§ **Task description**: The answer should contain each record below, repeated exactly.

_ _ _ _

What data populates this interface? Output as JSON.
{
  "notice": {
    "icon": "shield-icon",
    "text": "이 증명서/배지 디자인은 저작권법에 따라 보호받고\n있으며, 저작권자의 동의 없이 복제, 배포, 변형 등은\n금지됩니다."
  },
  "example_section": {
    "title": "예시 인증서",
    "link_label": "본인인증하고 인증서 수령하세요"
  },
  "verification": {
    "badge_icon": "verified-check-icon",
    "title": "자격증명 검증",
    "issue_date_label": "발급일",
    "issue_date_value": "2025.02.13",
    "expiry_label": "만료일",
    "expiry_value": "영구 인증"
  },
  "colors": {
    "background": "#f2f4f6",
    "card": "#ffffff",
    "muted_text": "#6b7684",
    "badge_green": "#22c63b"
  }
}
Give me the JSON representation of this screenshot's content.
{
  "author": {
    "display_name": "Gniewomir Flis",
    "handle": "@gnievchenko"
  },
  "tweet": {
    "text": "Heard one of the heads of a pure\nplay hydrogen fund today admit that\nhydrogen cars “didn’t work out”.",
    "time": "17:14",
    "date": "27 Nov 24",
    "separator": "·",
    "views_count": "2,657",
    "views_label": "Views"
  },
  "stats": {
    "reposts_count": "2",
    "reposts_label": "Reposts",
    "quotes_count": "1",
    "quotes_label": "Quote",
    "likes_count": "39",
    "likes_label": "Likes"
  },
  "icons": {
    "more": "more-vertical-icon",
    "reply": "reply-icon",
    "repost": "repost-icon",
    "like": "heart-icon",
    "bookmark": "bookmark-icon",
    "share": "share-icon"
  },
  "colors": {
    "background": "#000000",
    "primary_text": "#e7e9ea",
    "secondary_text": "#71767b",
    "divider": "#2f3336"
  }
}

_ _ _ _

§ **Finished exercise**:
What data populates this interface? Output as JSON.
{
  "notice": {
    "icon": "shield-icon",
    "text": "이 증명서/배지 디자인은 저작권법에 따라 보호받고\n있으며, 저작권자의 동의 없이 복제, 배포, 변형 등은\n금지됩니다."
  },
  "example_section": {
    "title": "예시 인증서",
    "link_label": "본인인증하고 인증서 수령하세요"
  },
  "verification": {
    "badge_icon": "verified-check-icon",
    "title": "자격증명 검증",
    "issue_date_label": "발급일",
    "issue_date_value": "2025.02.13",
    "expiry_label": "만료일",
    "expiry_value": "영구 인증"
  },
  "colors": {
    "background": "#f2f4f6",
    "card": "#ffffff",
    "muted_text": "#6b7684",
    "badge_green": "#22c63b"
  }
}
Give me the JSON representation of this screenshot's content.
{
  "author": {
    "display_name": "Gniewomir Flis",
    "handle": "@gnievchenko"
  },
  "tweet": {
    "text": "Heard one of the heads of a pure\nplay hydrogen fund today admit that\nhydrogen cars “didn’t work out”.",
    "time": "17:14",
    "date": "27 Nov 24",
    "separator": "·",
    "views_count": "2,657",
    "views_label": "Views"
  },
  "stats": {
    "reposts_count": "2",
    "reposts_label": "Reposts",
    "quotes_count": "1",
    "quotes_label": "Quote",
    "likes_count": "39",
    "likes_label": "Likes"
  },
  "icons": {
    "more": "more-vertical-icon",
    "reply": "reply-icon",
    "repost": "repost-icon",
    "like": "heart-icon",
    "bookmark": "bookmark-icon",
    "share": "share-icon"
  },
  "colors": {
    "background": "#000000",
    "primary_text": "#e7e9ea",
    "secondary_text": "#71767b",
    "divider": "#2f3336"
  }
}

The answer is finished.